sex trafficking

Here at The Free Thought Project, we have documented numerous examples of how government’s war on drugs ruins the lives of innocent people and fuels the phenomenon called “policing for profit.”

In an investigative report by Shoshana Walter published at Reveal, we see the saddening, infuriating way in which these two products of the drug war come together in the Emerald Triangle, three counties in northern California that represent the largest cannabis-producing region in the U.S.

The good old days of the 60s – where hippies came to escape society and grow cannabis for a west coast population steeped in peace, love and mind expansion – have taken a turn for the worse.

It is still home to virtuous people making a living and respecting human rights and the environment. However, the Emerald Triangle has unfortunately been tarnished by the presence of psychopaths and police preying on the populace.

Walter relays the tales of female “trimmigrants” who trim cannabis buds during the June-to-November harvest. Some of them attend Humboldt State University, and others are attracted from farther away with the promise of good money to be made.

The investigation reveals a disturbing reality where some owners of pot farms, which are often located far from any town, force their trimmigrant workers into sex and sometimes don’t even pay them for work. One teenage trimmer described being locked in an oversized toolbox with breathing holes if she threatened to run away.

The problem is not that they are working in the cannabis industry, but the fact that government prohibition is perpetuating it as a black market — allowing for society’s worst to flourish. 
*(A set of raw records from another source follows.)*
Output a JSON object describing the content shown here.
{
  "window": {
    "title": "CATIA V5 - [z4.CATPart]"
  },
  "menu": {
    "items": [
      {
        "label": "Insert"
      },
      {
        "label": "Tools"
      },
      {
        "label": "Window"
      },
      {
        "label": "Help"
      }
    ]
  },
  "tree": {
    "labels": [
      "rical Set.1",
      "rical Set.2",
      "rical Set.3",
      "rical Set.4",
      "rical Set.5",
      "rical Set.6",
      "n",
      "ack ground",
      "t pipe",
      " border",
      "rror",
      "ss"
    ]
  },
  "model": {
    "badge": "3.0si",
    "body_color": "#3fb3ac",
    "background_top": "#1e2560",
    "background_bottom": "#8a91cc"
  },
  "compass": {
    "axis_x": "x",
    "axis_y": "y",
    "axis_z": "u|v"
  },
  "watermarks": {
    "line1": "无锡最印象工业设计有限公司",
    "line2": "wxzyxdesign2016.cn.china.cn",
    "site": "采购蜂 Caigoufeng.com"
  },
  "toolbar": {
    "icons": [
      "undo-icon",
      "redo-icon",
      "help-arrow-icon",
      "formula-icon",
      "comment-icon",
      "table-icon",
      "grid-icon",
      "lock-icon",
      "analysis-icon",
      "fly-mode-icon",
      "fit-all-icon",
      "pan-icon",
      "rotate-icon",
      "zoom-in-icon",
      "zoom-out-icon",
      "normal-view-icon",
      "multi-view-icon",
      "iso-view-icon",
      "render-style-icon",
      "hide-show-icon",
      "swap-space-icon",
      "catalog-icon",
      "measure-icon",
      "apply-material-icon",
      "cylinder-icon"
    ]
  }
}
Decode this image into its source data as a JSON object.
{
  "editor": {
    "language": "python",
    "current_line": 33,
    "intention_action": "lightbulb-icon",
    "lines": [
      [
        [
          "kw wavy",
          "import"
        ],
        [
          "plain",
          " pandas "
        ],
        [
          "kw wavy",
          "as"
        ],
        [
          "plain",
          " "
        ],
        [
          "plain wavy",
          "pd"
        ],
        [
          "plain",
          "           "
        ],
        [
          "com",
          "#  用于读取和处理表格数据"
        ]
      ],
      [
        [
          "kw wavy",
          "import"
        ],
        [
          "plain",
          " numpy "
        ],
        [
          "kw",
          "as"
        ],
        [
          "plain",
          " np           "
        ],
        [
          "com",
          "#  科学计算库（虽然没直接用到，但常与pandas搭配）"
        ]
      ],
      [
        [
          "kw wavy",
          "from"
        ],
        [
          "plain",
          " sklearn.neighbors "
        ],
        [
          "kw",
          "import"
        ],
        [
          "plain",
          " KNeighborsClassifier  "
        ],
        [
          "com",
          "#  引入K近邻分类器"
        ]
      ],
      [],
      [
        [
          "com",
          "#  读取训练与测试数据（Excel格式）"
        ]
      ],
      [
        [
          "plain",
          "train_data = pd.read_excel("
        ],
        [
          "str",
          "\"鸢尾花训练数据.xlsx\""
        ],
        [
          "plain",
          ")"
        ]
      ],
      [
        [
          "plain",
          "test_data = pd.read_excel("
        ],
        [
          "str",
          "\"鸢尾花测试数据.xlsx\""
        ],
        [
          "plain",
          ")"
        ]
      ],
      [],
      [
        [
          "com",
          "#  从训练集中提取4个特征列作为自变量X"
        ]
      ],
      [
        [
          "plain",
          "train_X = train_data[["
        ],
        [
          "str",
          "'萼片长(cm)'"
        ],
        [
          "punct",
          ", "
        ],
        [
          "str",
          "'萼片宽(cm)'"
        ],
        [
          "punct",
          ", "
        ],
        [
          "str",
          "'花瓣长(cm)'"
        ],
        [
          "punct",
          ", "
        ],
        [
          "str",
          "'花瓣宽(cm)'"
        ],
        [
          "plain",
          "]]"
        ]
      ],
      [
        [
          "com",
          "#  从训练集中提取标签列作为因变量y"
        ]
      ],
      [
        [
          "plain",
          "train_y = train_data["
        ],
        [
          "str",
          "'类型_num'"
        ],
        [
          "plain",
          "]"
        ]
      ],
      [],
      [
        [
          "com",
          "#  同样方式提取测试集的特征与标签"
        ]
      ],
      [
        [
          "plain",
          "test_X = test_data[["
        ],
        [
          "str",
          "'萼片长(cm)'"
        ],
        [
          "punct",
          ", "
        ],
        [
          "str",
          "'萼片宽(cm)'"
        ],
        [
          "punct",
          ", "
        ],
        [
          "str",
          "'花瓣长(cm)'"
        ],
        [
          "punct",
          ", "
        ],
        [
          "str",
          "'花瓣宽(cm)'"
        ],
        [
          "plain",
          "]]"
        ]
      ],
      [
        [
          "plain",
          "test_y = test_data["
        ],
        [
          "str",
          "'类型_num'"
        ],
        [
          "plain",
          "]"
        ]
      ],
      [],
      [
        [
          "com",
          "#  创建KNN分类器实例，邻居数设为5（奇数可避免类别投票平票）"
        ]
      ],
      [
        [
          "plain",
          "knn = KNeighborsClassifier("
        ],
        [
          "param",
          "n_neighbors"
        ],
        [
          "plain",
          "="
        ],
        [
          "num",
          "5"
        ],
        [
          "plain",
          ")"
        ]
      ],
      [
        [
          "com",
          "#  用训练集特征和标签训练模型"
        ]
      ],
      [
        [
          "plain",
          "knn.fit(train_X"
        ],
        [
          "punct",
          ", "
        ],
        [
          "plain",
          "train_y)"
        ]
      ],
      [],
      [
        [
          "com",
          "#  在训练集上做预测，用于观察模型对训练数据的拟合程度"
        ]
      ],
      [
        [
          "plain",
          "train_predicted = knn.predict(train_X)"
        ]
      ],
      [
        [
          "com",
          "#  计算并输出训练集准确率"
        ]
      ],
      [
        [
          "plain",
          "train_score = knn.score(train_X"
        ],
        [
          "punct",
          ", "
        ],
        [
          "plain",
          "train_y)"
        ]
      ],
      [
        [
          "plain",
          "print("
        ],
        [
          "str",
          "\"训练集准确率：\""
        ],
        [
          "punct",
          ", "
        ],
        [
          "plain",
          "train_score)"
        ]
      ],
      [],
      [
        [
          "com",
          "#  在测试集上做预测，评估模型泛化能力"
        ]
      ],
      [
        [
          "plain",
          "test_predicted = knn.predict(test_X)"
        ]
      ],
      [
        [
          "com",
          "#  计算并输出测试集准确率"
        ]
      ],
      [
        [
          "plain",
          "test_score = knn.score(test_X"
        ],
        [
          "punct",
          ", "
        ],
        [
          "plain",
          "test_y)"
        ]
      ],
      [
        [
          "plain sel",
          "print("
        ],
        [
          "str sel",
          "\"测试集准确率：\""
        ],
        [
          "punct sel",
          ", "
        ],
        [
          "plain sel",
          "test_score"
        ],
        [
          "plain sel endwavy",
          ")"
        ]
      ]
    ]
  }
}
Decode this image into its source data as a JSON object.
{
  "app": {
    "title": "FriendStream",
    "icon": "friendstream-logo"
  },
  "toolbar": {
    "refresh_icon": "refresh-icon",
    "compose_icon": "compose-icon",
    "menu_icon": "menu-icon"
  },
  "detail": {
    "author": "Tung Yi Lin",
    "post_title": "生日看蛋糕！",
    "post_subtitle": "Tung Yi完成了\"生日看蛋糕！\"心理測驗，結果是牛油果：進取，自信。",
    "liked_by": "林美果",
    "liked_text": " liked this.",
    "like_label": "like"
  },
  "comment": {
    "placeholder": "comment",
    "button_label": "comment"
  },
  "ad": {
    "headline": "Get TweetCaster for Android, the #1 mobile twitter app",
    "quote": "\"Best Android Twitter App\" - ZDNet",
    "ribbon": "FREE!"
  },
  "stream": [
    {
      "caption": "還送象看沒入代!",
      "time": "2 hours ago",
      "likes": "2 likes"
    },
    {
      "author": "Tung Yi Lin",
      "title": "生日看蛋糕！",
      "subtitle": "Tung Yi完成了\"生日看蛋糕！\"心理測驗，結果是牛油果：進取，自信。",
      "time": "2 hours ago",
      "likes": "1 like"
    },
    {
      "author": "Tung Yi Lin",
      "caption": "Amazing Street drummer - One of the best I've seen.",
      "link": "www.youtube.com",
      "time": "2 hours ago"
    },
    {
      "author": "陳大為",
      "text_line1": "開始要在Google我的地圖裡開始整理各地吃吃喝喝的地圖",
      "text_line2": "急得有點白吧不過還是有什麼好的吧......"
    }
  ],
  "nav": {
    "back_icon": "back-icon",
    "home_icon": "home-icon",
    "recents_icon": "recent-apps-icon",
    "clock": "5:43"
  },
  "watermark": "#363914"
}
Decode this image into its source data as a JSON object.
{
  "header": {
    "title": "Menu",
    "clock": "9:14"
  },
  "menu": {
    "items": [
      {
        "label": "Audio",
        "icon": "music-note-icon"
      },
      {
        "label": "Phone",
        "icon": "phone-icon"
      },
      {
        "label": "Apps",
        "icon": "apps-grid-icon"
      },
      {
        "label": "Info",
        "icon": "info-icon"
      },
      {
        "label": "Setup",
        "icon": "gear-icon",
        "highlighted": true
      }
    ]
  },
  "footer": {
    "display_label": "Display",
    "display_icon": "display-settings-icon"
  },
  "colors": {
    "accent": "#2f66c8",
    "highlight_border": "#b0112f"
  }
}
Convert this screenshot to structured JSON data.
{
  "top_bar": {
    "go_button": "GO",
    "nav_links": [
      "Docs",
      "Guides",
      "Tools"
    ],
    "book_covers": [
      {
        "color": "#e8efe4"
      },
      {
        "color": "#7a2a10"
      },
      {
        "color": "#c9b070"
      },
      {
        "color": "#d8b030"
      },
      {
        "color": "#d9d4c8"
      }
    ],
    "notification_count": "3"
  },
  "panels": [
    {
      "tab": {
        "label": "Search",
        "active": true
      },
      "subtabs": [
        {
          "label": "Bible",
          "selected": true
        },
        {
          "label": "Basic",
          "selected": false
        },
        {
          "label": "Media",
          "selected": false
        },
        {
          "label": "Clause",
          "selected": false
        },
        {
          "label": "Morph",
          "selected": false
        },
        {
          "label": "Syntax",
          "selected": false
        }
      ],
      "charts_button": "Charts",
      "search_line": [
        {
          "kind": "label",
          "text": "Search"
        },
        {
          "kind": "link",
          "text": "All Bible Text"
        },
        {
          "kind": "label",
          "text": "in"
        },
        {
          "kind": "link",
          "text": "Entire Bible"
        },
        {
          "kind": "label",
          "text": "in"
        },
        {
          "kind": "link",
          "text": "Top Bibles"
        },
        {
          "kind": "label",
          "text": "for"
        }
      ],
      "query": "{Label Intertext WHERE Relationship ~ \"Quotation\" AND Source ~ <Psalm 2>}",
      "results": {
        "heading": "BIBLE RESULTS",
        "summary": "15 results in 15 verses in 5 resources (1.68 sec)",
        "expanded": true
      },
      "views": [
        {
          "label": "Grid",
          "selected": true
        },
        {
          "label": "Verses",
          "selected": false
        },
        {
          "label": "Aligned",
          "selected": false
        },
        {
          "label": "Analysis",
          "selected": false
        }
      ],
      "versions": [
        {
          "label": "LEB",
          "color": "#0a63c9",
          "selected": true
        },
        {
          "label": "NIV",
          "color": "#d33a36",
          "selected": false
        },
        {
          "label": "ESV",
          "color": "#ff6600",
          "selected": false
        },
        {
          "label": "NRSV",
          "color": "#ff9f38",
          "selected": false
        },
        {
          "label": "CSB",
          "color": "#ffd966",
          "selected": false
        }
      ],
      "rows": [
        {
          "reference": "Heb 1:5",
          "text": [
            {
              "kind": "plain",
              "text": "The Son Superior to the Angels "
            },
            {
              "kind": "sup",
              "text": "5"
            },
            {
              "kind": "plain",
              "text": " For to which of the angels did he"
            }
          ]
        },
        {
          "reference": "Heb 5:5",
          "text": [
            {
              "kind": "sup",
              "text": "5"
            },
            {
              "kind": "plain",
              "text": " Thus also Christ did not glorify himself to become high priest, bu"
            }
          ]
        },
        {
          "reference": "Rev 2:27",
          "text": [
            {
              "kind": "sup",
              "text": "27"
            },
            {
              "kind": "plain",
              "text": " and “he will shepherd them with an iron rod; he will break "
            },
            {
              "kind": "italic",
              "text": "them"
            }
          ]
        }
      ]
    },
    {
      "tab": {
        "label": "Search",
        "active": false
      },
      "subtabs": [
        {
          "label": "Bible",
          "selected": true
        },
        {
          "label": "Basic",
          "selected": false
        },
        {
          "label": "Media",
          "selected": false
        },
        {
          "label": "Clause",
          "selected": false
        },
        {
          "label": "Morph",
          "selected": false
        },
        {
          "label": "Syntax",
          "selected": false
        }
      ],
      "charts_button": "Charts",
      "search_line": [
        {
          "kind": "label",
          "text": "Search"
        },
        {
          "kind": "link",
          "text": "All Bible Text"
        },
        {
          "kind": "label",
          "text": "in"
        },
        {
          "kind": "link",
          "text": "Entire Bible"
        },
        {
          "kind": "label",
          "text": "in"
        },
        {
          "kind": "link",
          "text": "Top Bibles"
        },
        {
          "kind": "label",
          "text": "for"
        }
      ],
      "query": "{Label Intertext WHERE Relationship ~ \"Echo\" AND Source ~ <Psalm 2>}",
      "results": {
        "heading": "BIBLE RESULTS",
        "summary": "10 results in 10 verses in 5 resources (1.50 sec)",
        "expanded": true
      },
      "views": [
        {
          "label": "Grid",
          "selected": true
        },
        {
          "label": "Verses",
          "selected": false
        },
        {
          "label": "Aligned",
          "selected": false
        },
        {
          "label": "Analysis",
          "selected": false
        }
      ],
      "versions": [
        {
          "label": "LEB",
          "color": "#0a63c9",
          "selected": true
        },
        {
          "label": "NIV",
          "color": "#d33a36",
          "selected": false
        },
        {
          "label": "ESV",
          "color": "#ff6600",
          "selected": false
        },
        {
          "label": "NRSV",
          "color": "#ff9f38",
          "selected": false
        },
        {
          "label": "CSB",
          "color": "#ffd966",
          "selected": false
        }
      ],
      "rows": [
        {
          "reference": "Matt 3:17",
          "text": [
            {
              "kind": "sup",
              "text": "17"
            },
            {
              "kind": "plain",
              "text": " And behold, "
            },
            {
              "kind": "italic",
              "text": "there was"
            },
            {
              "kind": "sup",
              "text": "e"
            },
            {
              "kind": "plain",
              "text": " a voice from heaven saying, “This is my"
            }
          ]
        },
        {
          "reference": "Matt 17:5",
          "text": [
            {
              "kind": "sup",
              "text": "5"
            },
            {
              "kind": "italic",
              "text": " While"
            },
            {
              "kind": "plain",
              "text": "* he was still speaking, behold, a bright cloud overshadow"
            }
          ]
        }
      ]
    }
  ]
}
Federal government still classifies cannabis as a Schedule 1 drug – the most restrictive form of prohibition – and California has yet to legalize its recreational use. The state legalized medical cannabis in 1996, which fueled an explosive growth of cannabis farming in the Emerald Triangle, but the half-baked effort at decriminalization has brought little change to the region. Instead, greed prompted some unscrupulous players to seize on the obscurity of the black market.

Just as astonishing as the rise in sexual exploitation and the number of girls who go missing, is the stance of law enforcement. Rather than devote their resources to solving the real crimes of underage sex trafficking and slavery, cops focus on raiding grow operations – legal or not – to seize cash and assets for financial gain.

“Despite evidence of a growing problem, law enforcement has put few resources into investigations of trafficking and sexual exploitation. Instead, police have conducted stings targeting prostitutes and sometimes their pimps. And the Eureka police chief recently posed as a grower online to attract trimmers, only to warn them not to come…

Marijuana raids also have become a large source of revenue for local law enforcement agencies. During raids, officers have confiscated not just harvests, but also money, guns and even farming equipment.

Humboldt County law enforcement agencies made 100 seizures of property and funds last year, including from farmers who had legal permission to grow. The value of the assets totaled more than $2 million – more per capita than was pulled from the state’s 15 most populous counties combined, state data shows. Mendocino County’s marijuana eradication team receives a finder’s fee from a pool of seized funds for every case it initiates, in addition to a nearly 50 percent cut of any confiscated funds.

The result is tantamount to tunnel vision, said Kyla Baxley, the district attorney’s office investigator. “They’re going in to eradicate marijuana, and they would probably tell you nothing else is happening but the drugs.”

That perspective seems to pervade law enforcement agencies across the Emerald Triangle.”

Part of the problem is that trimmigrants working at an illegal grow operation are very reluctant to call police, if they can even manage to get a line of communication. Calling the cops may rule out future jobs, too.

One teen started working for a grower when she was 12, and was “passed around” to pay off the grower’s debts. She ran away to a youth homeless shelter, which turned out to be a hunting ground for pimps as many other vulnerable girls also worked on cannabis farms.

Such is the legacy of the black market created and perpetuated by government prohibition. The cannabis industry that was born in the Emerald Triangle – to meet the demand for this plant that humans have enjoyed and benefited from for thousands of years – grew during the era of prohibition.

Instead of developing like any other industry, such as the legal drug alcohol, northern California cannabis farming evolved underground. And that brought with it the scourge of unscrupulous growers preying on other human beings; growers who’ve become experts at hiding their misdeeds along with their grow operations.

Thanks to the war on drugs, “policing for profit” now takes priority over stopping the underground sex trafficking and slavery ring.

As we witness the development of the cannabis industry in states that have fully legalized the plant, nowhere do we hear about sexual exploitation, slavery, and missing persons. Operating in the light of day tends to promote a fair and just way of doing business.

Alongside these miscreant growers in the Emerald Triangle who abuse girls, are the cops exploiting prohibition by raiding cannabis farms for profit. Instead of acknowledging that supply will never be curtailed, and diverting their resources to real crimes of sexual exploitation and slavery, police departments are content to take their own cut from the trade.